Problem to work on → Repeat the whole listing below exactly as it reads.

Extracted entries →

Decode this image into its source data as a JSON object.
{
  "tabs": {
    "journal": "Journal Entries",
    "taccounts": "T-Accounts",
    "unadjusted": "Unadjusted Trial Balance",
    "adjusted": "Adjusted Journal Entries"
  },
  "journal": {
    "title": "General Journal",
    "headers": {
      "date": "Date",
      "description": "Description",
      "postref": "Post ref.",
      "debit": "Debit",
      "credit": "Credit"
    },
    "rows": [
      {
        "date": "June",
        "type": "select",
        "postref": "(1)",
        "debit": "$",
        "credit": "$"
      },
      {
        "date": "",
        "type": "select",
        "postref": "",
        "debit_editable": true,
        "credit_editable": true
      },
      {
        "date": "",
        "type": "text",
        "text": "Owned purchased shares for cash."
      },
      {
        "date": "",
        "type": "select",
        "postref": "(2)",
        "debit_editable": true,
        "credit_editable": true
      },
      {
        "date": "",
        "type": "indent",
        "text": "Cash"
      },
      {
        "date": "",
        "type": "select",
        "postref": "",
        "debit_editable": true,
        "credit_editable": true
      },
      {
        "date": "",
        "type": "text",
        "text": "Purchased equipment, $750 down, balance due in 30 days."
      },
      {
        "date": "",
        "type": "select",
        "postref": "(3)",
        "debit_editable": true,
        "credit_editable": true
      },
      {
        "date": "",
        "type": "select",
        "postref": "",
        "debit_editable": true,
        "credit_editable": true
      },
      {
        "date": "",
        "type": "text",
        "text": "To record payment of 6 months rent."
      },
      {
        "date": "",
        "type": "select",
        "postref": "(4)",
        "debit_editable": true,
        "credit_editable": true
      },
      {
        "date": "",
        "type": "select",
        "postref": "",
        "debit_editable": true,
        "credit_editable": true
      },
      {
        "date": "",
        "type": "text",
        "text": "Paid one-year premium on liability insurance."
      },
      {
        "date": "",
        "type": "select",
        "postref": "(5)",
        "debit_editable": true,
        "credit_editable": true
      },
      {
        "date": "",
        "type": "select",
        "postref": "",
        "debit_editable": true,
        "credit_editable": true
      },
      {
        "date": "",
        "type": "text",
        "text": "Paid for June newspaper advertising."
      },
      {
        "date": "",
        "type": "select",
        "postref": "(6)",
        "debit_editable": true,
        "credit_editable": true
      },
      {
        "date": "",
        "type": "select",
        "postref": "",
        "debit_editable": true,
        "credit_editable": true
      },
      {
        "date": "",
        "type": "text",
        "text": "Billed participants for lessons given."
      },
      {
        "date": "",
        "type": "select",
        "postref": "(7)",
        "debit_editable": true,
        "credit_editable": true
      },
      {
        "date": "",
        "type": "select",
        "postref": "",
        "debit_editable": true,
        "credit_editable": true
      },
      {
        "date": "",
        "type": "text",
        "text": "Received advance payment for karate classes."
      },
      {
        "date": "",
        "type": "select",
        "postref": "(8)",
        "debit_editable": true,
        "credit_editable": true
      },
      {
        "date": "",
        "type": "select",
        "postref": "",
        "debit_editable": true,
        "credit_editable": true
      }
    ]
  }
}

Answer area →
Decode this image into its source data as a JSON object.
{
  "tabs": {
    "journal": "Journal Entries",
    "taccounts": "T-Accounts",
    "unadjusted": "Unadjusted Trial Balance",
    "adjusted": "Adjusted Journal Entries"
  },
  "journal": {
    "title": "General Journal",
    "headers": {
      "date": "Date",
      "description": "Description",
      "postref": "Post ref.",
      "debit": "Debit",
      "credit": "Credit"
    },
    "rows": [
      {
        "date": "June",
        "type": "select",
        "postref": "(1)",
        "debit": "$",
        "credit": "$"
      },
      {
        "date": "",
        "type": "select",
        "postref": "",
        "debit_editable": true,
        "credit_editable": true
      },
      {
        "date": "",
        "type": "text",
        "text": "Owned purchased shares for cash."
      },
      {
        "date": "",
        "type": "select",
        "postref": "(2)",
        "debit_editable": true,
        "credit_editable": true
      },
      {
        "date": "",
        "type": "indent",
        "text": "Cash"
      },
      {
        "date": "",
        "type": "select",
        "postref": "",
        "debit_editable": true,
        "credit_editable": true
      },
      {
        "date": "",
        "type": "text",
        "text": "Purchased equipment, $750 down, balance due in 30 days."
      },
      {
        "date": "",
        "type": "select",
        "postref": "(3)",
        "debit_editable": true,
        "credit_editable": true
      },
      {
        "date": "",
        "type": "select",
        "postref": "",
        "debit_editable": true,
        "credit_editable": true
      },
      {
        "date": "",
        "type": "text",
        "text": "To record payment of 6 months rent."
      },
      {
        "date": "",
        "type": "select",
        "postref": "(4)",
        "debit_editable": true,
        "credit_editable": true
      },
      {
        "date": "",
        "type": "select",
        "postref": "",
        "debit_editable": true,
        "credit_editable": true
      },
      {
        "date": "",
        "type": "text",
        "text": "Paid one-year premium on liability insurance."
      },
      {
        "date": "",
        "type": "select",
        "postref": "(5)",
        "debit_editable": true,
        "credit_editable": true
      },
      {
        "date": "",
        "type": "select",
        "postref": "",
        "debit_editable": true,
        "credit_editable": true
      },
      {
        "date": "",
        "type": "text",
        "text": "Paid for June newspaper advertising."
      },
      {
        "date": "",
        "type": "select",
        "postref": "(6)",
        "debit_editable": true,
        "credit_editable": true
      },
      {
        "date": "",
        "type": "select",
        "postref": "",
        "debit_editable": true,
        "credit_editable": true
      },
      {
        "date": "",
        "type": "text",
        "text": "Billed participants for lessons given."
      },
      {
        "date": "",
        "type": "select",
        "postref": "(7)",
        "debit_editable": true,
        "credit_editable": true
      },
      {
        "date": "",
        "type": "select",
        "postref": "",
        "debit_editable": true,
        "credit_editable": true
      },
      {
        "date": "",
        "type": "text",
        "text": "Received advance payment for karate classes."
      },
      {
        "date": "",
        "type": "select",
        "postref": "(8)",
        "debit_editable": true,
        "credit_editable": true
      },
      {
        "date": "",
        "type": "select",
        "postref": "",
        "debit_editable": true,
        "credit_editable": true
      }
    ]
  }
}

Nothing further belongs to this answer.